▶ **EXERCISE PROMPT**:
In the records below, which lines include "Checked"? Copy them.

**** INPUT DATA

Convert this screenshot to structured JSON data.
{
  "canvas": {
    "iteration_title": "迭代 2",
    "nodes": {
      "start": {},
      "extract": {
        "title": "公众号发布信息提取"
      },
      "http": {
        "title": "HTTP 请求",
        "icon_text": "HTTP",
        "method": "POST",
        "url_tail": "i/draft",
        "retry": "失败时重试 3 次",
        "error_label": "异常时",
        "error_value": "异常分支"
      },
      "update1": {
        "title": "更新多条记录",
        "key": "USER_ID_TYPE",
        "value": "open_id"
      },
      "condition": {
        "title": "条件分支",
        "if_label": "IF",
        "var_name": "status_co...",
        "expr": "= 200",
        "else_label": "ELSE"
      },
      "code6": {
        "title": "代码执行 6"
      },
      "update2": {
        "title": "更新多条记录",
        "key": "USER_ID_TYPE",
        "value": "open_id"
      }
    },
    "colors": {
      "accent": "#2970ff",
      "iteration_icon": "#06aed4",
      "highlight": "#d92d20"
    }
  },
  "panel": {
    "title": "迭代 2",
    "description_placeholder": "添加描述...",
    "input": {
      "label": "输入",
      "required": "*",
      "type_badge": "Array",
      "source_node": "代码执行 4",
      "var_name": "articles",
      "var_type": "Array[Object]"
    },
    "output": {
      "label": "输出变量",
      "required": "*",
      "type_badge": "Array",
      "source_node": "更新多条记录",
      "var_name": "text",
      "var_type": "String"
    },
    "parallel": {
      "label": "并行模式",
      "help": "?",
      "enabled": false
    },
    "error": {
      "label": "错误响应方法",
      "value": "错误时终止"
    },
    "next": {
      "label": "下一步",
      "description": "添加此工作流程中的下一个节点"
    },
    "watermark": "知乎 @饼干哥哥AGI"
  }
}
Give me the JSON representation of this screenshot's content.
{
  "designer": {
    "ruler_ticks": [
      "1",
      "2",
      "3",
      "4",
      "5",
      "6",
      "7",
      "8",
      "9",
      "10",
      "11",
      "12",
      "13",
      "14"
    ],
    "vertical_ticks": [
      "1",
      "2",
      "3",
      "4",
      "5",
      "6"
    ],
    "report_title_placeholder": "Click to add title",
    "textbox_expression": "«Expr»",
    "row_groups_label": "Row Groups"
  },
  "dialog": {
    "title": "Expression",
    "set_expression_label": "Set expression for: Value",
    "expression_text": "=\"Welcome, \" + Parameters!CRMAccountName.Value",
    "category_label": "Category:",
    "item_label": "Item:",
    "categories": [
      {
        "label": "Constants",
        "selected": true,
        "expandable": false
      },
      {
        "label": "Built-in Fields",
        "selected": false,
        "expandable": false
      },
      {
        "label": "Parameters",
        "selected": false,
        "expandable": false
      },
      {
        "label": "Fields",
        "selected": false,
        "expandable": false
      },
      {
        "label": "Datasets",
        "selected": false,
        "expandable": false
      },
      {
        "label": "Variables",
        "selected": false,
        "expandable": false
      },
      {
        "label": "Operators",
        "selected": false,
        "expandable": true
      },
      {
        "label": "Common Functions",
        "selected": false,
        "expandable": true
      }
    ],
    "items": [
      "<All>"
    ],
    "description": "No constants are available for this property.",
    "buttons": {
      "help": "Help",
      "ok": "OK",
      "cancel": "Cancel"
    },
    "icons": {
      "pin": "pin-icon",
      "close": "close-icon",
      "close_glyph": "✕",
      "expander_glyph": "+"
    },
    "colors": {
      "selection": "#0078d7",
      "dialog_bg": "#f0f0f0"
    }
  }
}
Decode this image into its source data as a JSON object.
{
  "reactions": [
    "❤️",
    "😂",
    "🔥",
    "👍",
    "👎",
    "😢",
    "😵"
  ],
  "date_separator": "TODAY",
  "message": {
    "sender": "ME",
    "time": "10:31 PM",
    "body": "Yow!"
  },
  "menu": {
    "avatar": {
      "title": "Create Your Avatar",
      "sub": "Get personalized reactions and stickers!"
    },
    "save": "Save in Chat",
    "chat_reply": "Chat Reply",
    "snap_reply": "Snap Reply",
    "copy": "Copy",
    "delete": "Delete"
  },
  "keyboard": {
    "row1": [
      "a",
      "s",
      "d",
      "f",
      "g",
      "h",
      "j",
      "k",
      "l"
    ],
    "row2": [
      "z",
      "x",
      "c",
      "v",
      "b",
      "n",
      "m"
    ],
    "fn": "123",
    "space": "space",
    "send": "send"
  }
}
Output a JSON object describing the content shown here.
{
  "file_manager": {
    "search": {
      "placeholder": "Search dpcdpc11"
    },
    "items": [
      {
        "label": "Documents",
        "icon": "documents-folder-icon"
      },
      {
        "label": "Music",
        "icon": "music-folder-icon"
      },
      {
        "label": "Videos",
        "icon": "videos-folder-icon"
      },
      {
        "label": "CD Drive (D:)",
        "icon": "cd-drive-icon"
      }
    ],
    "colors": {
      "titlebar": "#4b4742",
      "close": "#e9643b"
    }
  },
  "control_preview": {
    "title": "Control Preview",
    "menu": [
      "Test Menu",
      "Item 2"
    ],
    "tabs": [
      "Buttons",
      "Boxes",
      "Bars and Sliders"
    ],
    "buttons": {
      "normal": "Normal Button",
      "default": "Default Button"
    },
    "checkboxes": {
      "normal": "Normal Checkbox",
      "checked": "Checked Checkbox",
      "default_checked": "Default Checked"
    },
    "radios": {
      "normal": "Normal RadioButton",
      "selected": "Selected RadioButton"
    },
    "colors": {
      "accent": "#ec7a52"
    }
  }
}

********

▶ **RESPONSE**:
      "checked": "Checked Checkbox",
      "default_checked": "Default Checked"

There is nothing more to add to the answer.